A little music makes everything better…
As I write this it is 5:06AM, I am sitting in the Detroit airport waiting for a flight home. Oh the joys of being a vampire working all night just to comminute home. All things being equal there are much more difficult ways to earn an income. To help the time pass by, I have the Pandora Radio going which helps drown out the endless announcements from the gate agents, the overbearing, noncontroversial television speaker that blares at an intensely obnoxious level and the idle conversations from the already weary travelers. A lady just told her husband that he was at the airport, not home. He was going to have to take care of himself as opposed to her wonderful service. I am slightly jealous of her biting sarcasm, it was delivered in a deliciously condescending tone. My flight leaves at 6:40 and I need to tell a little story to get my mind off the insanity around me.
In September 2003, the number one, most essential item for any crew deployed to Iraq was a patch cord.
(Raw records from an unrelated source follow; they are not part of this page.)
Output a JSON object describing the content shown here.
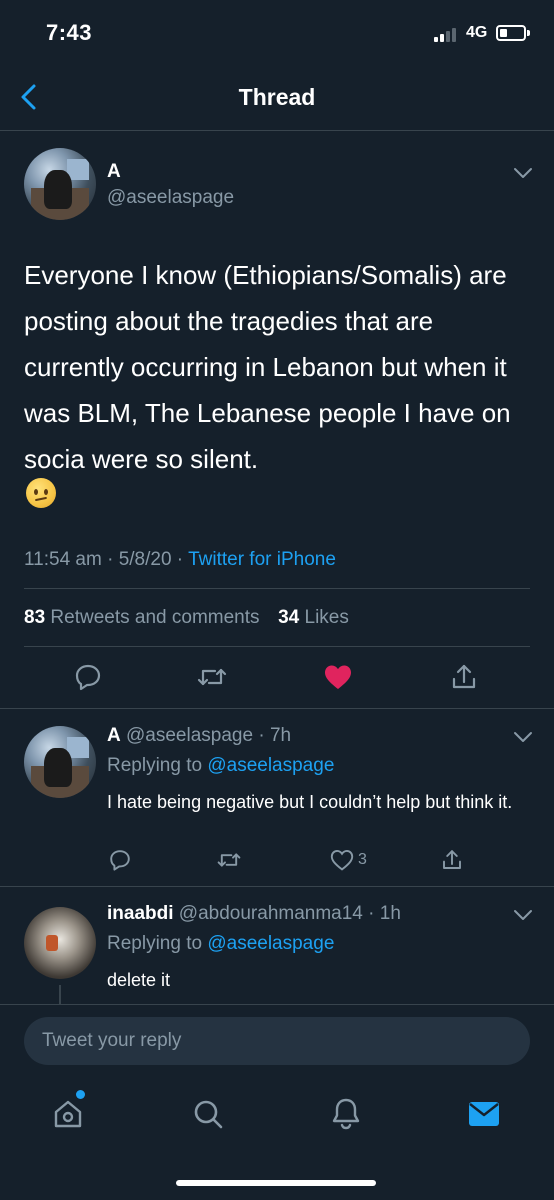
{
  "status_bar": {
    "time": "7:43",
    "network": "4G",
    "battery_level": 0.3
  },
  "header": {
    "title": "Thread"
  },
  "main_tweet": {
    "display_name": "A",
    "handle": "@aseelaspage",
    "text": "Everyone I know (Ethiopians/Somalis) are posting about the tragedies that are currently occurring in Lebanon but when it was BLM, The Lebanese people I have on socia were so silent.",
    "emoji": "confused-face",
    "time": "11:54 am",
    "dot1": " · ",
    "date": "5/8/20",
    "dot2": " · ",
    "source": "Twitter for iPhone",
    "retweets_count": "83",
    "retweets_label": "Retweets and comments",
    "likes_count": "34",
    "likes_label": "Likes",
    "liked": true,
    "like_color": "#e0245e"
  },
  "replies": [
    {
      "display_name": "A",
      "handle": "@aseelaspage",
      "age": "· 7h",
      "replying_label": "Replying to",
      "replying_to": "@aseelaspage",
      "text": "I hate being negative but I couldn’t help but think it.",
      "like_count": "3"
    },
    {
      "display_name": "inaabdi",
      "handle": "@abdourahmanma14",
      "age": "· 1h",
      "replying_label": "Replying to",
      "replying_to": "@aseelaspage",
      "text": "delete it"
    }
  ],
  "composer": {
    "placeholder": "Tweet your reply"
  },
  "tabs": [
    "home-icon",
    "search-icon",
    "notifications-icon",
    "messages-icon"
  ],
  "colors": {
    "background": "#15202b",
    "accent": "#1da1f2",
    "muted": "#8899a6",
    "divider": "#38444d"
  }
}
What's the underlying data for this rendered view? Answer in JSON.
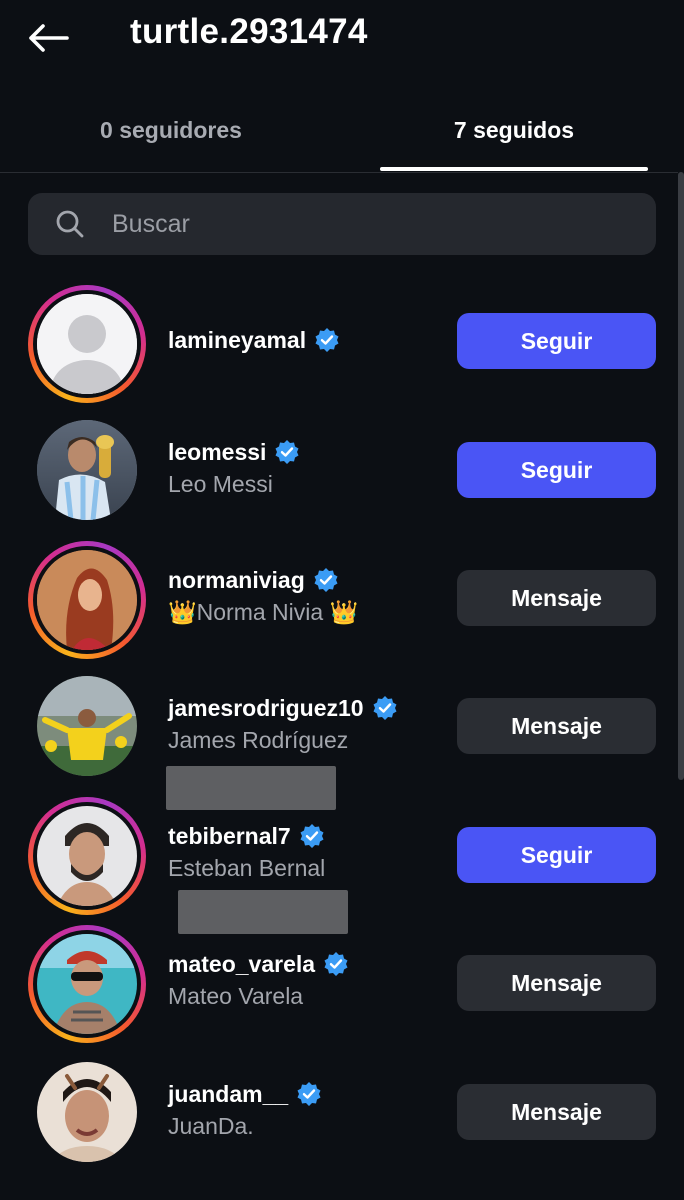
{
  "header": {
    "title": "turtle.2931474",
    "back_icon": "arrow-left-icon"
  },
  "tabs": [
    {
      "label": "0 seguidores",
      "active": false
    },
    {
      "label": "7 seguidos",
      "active": true
    }
  ],
  "search": {
    "placeholder": "Buscar",
    "value": "",
    "icon": "search-icon"
  },
  "colors": {
    "background": "#0c0f14",
    "follow_button": "#4a55f5",
    "message_button": "#2a2d33",
    "verified_badge": "#3b9cf5"
  },
  "following": [
    {
      "username": "lamineyamal",
      "full_name": "",
      "verified": true,
      "story_ring": true,
      "button": "Seguir"
    },
    {
      "username": "leomessi",
      "full_name": "Leo Messi",
      "verified": true,
      "story_ring": false,
      "button": "Seguir"
    },
    {
      "username": "normaniviag",
      "full_name": "👑Norma Nivia 👑",
      "verified": true,
      "story_ring": true,
      "button": "Mensaje"
    },
    {
      "username": "jamesrodriguez10",
      "full_name": "James Rodríguez",
      "verified": true,
      "story_ring": false,
      "button": "Mensaje"
    },
    {
      "username": "tebibernal7",
      "full_name": "Esteban Bernal",
      "verified": true,
      "story_ring": true,
      "button": "Seguir"
    },
    {
      "username": "mateo_varela",
      "full_name": "Mateo Varela",
      "verified": true,
      "story_ring": true,
      "button": "Mensaje"
    },
    {
      "username": "juandam__",
      "full_name": "JuanDa.",
      "verified": true,
      "story_ring": false,
      "button": "Mensaje"
    }
  ]
}
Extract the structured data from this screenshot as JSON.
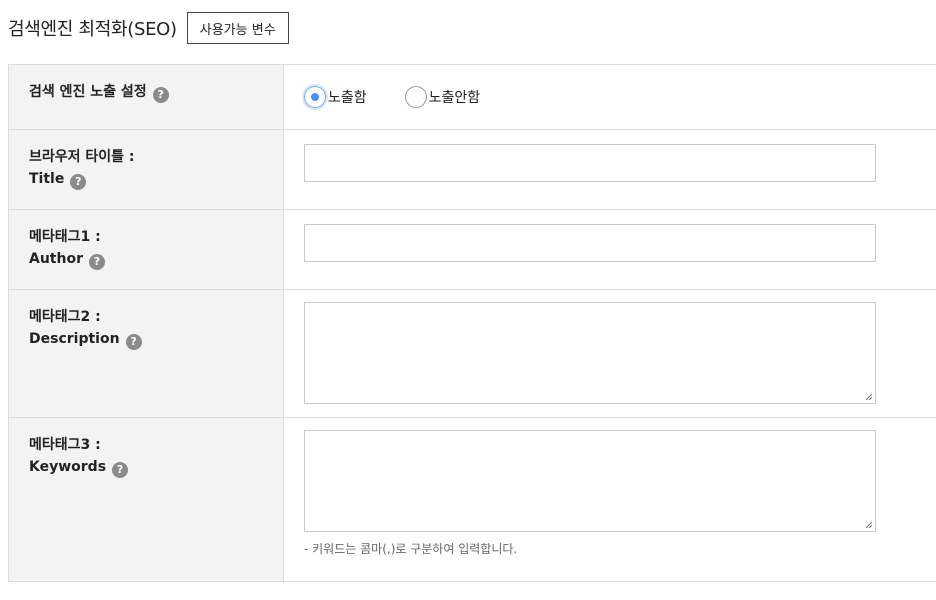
{
  "header": {
    "title": "검색엔진 최적화(SEO)",
    "vars_button": "사용가능 변수"
  },
  "rows": {
    "visibility": {
      "label": "검색 엔진 노출 설정",
      "options": [
        "노출함",
        "노출안함"
      ],
      "selected": "노출함"
    },
    "title": {
      "label_line1": "브라우저 타이틀 :",
      "label_line2": "Title",
      "value": ""
    },
    "author": {
      "label_line1": "메타태그1 :",
      "label_line2": "Author",
      "value": ""
    },
    "description": {
      "label_line1": "메타태그2 :",
      "label_line2": "Description",
      "value": ""
    },
    "keywords": {
      "label_line1": "메타태그3 :",
      "label_line2": "Keywords",
      "value": "",
      "hint": "- 키워드는 콤마(,)로 구분하여 입력합니다."
    }
  },
  "help_glyph": "?",
  "colors": {
    "accent": "#4a8ef0",
    "label_bg": "#f3f3f3",
    "border": "#dcdcdc"
  }
}
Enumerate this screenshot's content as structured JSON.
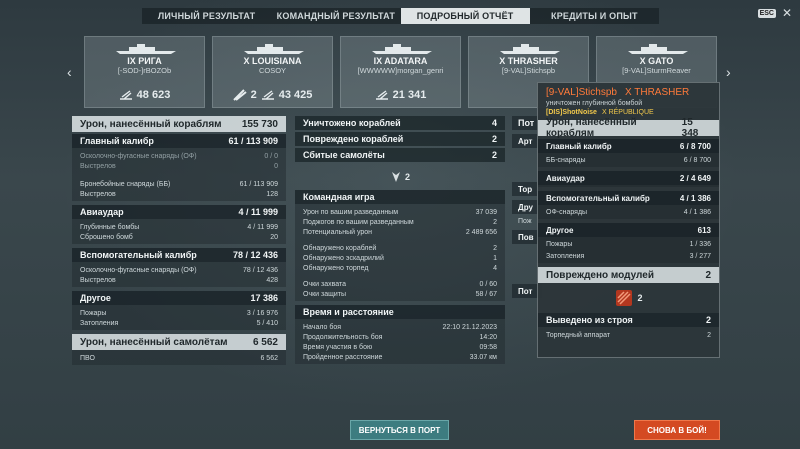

The Communications/Radio technicians were able to use their training and skills to fashion a hybrid cord that would connect a CD player/Walkman to the aircraft intercom system. In the days before smart phones, I-PADs, MP3 players and other music devices all we had were the now antiquated CD players. In the pre-Napster days, all the bases in the region had file sharing drives on the base computer systems. It seems that the computer literate folks were able to load any song from a CD to the intra-net. Then anyone (who was computer literate) could download their favorite music for free. A novel concept for someone whose computer knowledge began and ended by putting a quarter into a video game.
Fortunately Gummy, the Flight Engineer, and Kevin M, the Co-Pilot, were computer literate and had the knowledge, ability, and willingness to create hours of unending music for the flights. Gummy became the DJ for the crew because his seat was nearest to the patch cord. Technically, Harry the Navigator was closer but he is as technologically backwards as I am. I am sure he could have learned how to press the play button but his other drawback is that he couldn’t pick out good tunes. Like DJ Jazzy Jeff, Gummy could pick out the perfect song for any moment. Gummy would ask about my mood before the flight, my reply was always the same; angry.
The music was the perfect distractor from the continuous drone of the four engines. Playing low in the background, we could still hear all the radio transmissions, the crew communications, and everything else that was important. Gummy was cleared to start and end the music as he desired. Thanks to him, I was introduced to groups like Evanesence, The Foo Fighters, Three Doors Down, Godsmack, Puddle of Mudd and so many others that escape my mind at this hour.
But to me there was nothing better than rolling in on Baghdad, Balad, or Mosul with some old school Ozzy, Van Halen, or Metallica cranking at full volume. Gummy was a full service DJ playing some great tunes from all genres including David Allen Cloe, Hank Williams Jr, Nelly, Fifty Cent, and old school NWA. I know that no one off the intercom could hear it but it gave us a feeling of Apocalypse Now. I think today the crews have the ability to plug their headsets directly into their smartphone, tablet or MP3 player so they can enjoy individual music but to me there was something that brought a crew together by sharing a song.
One specific memory was about a year later, flying in Afghanistan. John B., was the Co-Pilot. Roy S. was the Navigator, Richie L. was the Flight Engineer, and Pat M. was the Load Master. We had just taken off from Jalabad on the Pakistan border heading back to Bagram on a regularly scheduled trash hauling mission. John B had made us a mix CD or randomly selected songs. We were rolling at about 100 feet and 300 knots just flying over the barren moonscape when the next song up was Roadhouse Blues by the Doors. The only sound was the music from Jim Morrison, otherwise the radios and the intercom was absolutely silent. Suddenly we all keyed the intercom at the exact same moment singing one of the famous lines in rock history. “I woke up this morning and got myself a beer.”
I looked over at John then back at Roy and Richie. I saw Pat standing next to Richie and we all started laughing. We finished singing the song, overriding Jim’s voice in of own off key voices. It was the sound track of a collective effort to make it back home.
If you are so inclined you can head over to the Magill Review and check out my latest article about Huntington WV being voted the nation’s most obese city. Sometime soon, Josh Magill is going to honor us with his presence with a full length article. I can’t wait, it will be nice to finally have a professional writer grace this site. I hope you all have a wonderful week, Good Friday and Easter.
Until next time, keep on rockin.